[Data section — start]

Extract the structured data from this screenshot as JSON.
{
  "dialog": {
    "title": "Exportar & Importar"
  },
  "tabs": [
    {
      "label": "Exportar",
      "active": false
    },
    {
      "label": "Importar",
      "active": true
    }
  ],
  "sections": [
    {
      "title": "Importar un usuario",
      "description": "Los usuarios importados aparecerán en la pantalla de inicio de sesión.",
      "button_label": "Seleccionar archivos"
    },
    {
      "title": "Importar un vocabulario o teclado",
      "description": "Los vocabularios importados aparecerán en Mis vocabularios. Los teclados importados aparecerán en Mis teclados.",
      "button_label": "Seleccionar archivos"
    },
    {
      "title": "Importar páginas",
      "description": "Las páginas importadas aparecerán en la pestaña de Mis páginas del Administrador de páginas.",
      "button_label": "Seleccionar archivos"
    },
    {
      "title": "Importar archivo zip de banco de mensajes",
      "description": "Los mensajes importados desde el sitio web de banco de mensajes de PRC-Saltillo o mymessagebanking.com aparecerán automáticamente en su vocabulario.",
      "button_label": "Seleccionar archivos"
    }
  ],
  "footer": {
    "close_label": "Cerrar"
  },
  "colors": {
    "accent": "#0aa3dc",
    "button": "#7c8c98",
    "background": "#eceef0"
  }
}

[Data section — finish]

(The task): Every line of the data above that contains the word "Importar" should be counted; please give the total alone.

(Exercise answer): 6